Boston intersections with highest pedestrian fatalities and injuries are on the widest streets: Massachusetts Avenue, Commonwealth Avenue, and Blue Hill Avenue. How important is the Boston Pedestrian Protection Program? Boston’s population is only about 600,000, but on an average weekday, there are 2 million pedestrians in the city, when you count workers and visitors. With that many people walking in Boston, pedestrian safety is an issue of critical importance.

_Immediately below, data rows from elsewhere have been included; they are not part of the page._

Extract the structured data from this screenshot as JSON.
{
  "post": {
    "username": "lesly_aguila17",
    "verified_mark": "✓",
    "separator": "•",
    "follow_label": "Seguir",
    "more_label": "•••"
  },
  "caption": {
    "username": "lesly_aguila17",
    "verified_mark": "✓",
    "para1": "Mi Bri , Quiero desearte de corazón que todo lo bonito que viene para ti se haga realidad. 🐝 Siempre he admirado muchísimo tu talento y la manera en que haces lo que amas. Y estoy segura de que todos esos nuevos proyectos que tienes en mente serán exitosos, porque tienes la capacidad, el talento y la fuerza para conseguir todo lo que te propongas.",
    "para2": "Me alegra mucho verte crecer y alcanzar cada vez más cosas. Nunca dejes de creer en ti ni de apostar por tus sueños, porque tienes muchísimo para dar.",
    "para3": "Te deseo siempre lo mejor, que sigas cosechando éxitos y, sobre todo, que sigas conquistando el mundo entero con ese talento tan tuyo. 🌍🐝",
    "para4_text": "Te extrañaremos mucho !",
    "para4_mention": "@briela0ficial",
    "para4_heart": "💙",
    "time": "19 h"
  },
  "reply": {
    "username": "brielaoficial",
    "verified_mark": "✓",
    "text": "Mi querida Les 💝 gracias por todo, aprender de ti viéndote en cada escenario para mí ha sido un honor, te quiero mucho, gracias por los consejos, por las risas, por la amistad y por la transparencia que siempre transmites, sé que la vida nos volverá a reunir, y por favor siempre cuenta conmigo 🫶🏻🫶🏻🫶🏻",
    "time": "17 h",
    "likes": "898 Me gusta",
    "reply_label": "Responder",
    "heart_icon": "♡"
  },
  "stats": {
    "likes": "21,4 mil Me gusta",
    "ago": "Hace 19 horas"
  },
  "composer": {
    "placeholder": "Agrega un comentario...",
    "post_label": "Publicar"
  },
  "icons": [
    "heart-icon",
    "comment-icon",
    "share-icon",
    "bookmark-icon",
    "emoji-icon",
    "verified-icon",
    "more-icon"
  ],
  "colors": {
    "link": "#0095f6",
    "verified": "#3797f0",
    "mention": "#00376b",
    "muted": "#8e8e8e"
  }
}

Requested the MBTA, City of Boston, and MassHighway restore nine marked crosswalks across Washington Street that were eliminated in the Silver Line project. Who was responsible? In-depth inquiries uncovered fingers pointing in all directions, or “Who, me?” Wrote to Boston Globe commending article about Operation Sting as important driver education. Boston Police Commissioner Paul Evans responded, “The Operation has been in existence since April of 2000. Our officers have issued 32,717 citations.” And collected $100 for each violation. “My thanks to you and those involved in WalkBoston for your efforts to improve pedestrian safety in Boston.”